__What you should do__.
Search the data for the string "JSON" and extract every line where it appears.

══════════

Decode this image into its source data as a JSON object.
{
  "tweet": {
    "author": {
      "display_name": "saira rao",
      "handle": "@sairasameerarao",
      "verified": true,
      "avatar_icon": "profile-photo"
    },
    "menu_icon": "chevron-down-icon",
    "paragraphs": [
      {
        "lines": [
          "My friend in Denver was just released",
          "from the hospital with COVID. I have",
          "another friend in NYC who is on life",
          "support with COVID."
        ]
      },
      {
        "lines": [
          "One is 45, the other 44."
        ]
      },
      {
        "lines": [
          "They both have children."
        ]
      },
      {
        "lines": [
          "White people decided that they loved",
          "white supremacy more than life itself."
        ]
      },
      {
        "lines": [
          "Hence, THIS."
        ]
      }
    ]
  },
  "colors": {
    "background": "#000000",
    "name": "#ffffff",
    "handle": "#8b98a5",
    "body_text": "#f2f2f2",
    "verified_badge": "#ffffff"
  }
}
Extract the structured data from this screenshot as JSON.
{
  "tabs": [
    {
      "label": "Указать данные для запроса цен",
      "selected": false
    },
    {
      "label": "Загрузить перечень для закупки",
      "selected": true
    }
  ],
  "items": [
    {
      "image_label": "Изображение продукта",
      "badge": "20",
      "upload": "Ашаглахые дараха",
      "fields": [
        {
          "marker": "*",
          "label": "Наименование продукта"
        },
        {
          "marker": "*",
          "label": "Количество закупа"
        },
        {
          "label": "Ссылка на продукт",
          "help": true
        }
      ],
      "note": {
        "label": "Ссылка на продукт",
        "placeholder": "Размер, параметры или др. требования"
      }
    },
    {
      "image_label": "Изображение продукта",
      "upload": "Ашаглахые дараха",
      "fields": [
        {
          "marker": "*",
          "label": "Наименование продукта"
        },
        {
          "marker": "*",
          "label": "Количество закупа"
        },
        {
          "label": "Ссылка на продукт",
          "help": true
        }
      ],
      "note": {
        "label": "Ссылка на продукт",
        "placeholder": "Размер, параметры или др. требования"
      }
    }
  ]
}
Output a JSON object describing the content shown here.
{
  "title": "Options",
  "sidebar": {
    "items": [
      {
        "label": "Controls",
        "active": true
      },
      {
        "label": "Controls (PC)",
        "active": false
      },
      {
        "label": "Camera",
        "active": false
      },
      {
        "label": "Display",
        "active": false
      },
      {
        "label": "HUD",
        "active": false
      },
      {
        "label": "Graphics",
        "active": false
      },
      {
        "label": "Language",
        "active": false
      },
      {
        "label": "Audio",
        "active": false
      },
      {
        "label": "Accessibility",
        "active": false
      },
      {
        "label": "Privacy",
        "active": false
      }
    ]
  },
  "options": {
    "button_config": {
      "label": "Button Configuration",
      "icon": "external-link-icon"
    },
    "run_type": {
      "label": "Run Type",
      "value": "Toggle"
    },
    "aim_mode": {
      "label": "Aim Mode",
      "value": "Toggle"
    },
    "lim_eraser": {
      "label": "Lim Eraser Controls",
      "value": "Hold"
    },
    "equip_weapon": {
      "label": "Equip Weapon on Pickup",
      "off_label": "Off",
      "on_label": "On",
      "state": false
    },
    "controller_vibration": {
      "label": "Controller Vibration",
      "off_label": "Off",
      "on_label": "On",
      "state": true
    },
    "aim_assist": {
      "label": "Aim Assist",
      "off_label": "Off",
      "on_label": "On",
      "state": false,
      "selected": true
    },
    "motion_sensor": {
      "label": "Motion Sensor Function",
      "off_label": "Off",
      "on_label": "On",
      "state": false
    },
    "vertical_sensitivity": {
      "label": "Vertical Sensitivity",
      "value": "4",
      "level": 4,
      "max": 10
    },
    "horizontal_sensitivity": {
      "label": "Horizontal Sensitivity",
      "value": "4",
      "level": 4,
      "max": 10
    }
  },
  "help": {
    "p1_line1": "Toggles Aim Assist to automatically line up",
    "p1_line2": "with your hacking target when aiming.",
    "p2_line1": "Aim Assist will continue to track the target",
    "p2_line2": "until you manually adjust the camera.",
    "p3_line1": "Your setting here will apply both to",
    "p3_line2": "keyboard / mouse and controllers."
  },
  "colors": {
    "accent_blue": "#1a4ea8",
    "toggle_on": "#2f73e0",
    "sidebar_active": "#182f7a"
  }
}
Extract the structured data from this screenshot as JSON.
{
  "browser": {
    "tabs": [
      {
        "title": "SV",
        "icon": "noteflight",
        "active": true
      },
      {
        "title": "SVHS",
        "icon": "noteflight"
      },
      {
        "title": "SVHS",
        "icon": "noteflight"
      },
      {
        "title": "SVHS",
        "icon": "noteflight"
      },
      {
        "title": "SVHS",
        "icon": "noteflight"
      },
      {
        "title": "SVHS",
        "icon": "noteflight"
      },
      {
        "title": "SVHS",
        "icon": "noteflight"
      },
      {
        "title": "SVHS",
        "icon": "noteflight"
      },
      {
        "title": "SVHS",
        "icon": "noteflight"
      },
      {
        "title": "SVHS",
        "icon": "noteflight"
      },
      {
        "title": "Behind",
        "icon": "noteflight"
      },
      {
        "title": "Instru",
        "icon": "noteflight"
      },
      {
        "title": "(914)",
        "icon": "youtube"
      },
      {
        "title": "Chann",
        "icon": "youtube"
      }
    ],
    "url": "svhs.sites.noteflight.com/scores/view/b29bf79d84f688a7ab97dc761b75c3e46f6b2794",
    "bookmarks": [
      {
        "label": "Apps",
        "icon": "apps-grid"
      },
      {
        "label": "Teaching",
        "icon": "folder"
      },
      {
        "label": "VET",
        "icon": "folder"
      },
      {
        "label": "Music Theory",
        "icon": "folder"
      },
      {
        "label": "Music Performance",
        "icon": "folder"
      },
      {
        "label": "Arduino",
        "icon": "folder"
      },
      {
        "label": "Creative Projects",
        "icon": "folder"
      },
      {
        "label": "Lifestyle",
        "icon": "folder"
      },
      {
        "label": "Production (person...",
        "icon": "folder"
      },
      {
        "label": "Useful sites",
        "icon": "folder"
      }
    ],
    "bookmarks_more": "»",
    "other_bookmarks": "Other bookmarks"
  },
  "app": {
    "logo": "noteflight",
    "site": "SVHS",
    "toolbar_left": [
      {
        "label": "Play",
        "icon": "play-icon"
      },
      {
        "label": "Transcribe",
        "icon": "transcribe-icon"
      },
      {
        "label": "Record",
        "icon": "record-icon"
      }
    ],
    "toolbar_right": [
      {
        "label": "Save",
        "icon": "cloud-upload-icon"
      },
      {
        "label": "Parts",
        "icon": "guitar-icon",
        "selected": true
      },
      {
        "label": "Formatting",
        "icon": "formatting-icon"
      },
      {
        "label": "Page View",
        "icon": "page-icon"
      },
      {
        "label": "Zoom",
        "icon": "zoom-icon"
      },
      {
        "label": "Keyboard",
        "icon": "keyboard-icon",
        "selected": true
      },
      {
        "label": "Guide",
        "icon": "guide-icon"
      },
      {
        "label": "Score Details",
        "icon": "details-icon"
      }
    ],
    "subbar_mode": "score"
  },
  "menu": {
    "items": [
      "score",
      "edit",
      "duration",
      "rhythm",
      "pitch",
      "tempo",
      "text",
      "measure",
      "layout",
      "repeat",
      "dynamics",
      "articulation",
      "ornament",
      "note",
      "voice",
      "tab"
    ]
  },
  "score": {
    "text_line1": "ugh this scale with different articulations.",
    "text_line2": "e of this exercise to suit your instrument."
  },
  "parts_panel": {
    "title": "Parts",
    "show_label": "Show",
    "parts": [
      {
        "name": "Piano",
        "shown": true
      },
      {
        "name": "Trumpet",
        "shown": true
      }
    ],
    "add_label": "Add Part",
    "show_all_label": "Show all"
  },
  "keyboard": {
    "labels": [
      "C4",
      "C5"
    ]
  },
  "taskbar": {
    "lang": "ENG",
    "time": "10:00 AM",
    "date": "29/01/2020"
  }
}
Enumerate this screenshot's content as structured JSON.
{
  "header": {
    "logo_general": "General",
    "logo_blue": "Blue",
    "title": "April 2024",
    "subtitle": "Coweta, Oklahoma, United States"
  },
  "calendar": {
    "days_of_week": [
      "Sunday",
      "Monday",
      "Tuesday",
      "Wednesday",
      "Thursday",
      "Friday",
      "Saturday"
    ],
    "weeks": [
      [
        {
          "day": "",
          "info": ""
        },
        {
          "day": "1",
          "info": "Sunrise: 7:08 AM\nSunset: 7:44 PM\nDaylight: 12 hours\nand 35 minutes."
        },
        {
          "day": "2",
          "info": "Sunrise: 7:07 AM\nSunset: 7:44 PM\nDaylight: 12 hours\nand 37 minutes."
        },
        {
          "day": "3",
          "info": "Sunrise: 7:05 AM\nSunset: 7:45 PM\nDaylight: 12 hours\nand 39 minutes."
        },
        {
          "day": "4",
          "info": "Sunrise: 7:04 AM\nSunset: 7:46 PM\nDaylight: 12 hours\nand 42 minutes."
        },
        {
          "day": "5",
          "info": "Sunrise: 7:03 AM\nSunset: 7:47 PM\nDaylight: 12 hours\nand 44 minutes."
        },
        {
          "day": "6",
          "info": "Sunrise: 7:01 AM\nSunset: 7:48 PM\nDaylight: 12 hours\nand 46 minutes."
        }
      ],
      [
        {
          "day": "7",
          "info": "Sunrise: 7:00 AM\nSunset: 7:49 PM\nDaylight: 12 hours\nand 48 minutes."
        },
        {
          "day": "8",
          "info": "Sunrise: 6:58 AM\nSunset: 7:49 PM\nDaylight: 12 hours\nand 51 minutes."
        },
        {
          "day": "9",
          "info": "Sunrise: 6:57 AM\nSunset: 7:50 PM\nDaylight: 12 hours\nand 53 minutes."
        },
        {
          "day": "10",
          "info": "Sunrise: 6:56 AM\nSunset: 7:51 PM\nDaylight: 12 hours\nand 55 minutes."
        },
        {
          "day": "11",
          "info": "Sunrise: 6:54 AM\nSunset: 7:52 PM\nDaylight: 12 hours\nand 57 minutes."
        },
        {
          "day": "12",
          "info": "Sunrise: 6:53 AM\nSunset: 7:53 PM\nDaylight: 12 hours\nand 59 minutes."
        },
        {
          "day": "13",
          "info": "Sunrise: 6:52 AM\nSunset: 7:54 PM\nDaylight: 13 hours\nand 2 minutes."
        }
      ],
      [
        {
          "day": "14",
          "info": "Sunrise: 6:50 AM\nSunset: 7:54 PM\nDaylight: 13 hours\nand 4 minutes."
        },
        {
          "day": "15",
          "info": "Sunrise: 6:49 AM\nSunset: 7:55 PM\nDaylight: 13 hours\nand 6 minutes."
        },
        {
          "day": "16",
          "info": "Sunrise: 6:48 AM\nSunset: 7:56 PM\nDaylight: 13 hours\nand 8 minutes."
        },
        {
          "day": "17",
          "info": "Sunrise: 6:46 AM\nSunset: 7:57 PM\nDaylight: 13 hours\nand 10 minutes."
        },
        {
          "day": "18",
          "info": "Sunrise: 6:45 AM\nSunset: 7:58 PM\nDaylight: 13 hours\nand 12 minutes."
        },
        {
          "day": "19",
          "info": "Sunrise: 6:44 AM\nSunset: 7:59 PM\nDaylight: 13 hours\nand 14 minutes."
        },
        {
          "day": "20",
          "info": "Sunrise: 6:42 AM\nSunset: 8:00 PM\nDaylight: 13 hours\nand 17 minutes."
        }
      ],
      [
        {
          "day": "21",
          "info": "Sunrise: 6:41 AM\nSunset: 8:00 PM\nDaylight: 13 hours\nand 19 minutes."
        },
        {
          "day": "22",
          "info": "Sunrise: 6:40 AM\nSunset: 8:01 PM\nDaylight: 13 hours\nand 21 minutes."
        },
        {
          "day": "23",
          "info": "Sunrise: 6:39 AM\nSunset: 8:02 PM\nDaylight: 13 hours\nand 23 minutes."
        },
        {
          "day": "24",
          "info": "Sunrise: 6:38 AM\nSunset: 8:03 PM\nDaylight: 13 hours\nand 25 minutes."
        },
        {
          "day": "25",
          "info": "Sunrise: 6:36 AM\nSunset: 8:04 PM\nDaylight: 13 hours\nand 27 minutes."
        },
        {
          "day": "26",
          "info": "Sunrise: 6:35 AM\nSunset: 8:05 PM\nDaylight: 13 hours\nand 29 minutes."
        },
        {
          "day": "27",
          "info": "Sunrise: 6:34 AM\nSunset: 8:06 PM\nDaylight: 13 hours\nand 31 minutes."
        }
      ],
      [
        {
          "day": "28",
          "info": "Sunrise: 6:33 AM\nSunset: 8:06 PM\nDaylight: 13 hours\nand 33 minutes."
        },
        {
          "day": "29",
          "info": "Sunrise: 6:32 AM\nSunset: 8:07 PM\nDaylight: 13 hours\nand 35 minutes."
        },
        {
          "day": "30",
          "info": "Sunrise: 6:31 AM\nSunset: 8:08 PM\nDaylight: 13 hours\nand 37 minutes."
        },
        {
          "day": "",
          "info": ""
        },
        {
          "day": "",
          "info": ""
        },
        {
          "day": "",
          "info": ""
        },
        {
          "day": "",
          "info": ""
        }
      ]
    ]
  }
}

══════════

__Exercise result__.
Decode this image into its source data as a JSON object.
Extract the structured data from this screenshot as JSON.
Output a JSON object describing the content shown here.
Extract the structured data from this screenshot as JSON.
Enumerate this screenshot's content as structured JSON.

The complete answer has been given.